The Creative Industries Fund NL is the Dutch cultural fund for design, architecture, digital culture and every imaginable crossover. The Fund supports remarkable and innovative projects, research and activities by designers, makers and cultural organisations in the creative industry. Through various schemes and open calls, the Fund’s Internationalisation programme aims to promote international exchange and collaboration with the Dutch creative industry. One specific component is the international programme Inclusive Cities and Societies through Design, through which the Fund stimulates the contribution of design to the Sustainable Development Goals (11 and 16). For this programme component, the Fund focuses on (knowledge) exchange between the Dutch creative industry and African creative industries. The Building Beyond Mentorship and partnership with the Prins Claus Fonds are part of this programme.
about the Prince Claus Fund
The Prince Claus Fund has more than 25 years of experience in supporting cultural and artistic initiatives in challenging circumstances. The Fund's mission is to support, connect and celebrate cultural practitioners where culture is under pressure through a sequence of the Prince Claus Awards: Seed, Mentorship & Impact Awards. The Fund has been a successful actor and liaison in the arts and culture sectors globally, generating possibilities for critical discussion and boosting creative expression.

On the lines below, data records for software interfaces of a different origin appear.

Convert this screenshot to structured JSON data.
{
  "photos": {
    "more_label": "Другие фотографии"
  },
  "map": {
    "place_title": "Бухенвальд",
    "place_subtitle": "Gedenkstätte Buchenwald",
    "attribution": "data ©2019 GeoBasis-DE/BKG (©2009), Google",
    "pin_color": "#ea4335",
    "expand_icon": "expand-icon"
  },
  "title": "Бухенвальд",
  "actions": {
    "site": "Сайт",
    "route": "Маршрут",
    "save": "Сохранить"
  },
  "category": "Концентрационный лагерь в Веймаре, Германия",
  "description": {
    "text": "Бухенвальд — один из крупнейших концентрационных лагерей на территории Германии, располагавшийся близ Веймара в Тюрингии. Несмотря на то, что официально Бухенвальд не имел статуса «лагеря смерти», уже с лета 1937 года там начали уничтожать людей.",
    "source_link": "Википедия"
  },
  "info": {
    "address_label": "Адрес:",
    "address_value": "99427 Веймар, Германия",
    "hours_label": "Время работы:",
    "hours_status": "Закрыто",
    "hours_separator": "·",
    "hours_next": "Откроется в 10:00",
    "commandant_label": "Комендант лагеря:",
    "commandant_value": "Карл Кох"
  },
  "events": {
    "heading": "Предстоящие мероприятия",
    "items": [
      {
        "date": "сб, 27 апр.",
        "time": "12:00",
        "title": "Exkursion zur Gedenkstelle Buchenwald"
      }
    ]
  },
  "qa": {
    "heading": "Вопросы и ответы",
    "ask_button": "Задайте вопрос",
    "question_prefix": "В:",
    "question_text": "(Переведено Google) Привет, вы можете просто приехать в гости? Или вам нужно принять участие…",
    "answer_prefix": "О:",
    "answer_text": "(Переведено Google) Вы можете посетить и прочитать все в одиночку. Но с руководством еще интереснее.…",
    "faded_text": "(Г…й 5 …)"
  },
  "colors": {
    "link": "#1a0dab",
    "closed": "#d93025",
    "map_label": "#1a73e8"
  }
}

Because of its track record and autonomy, the Fund is seen as a global leader in supporting independent cultural initiatives of the highest quality with a broad social impact.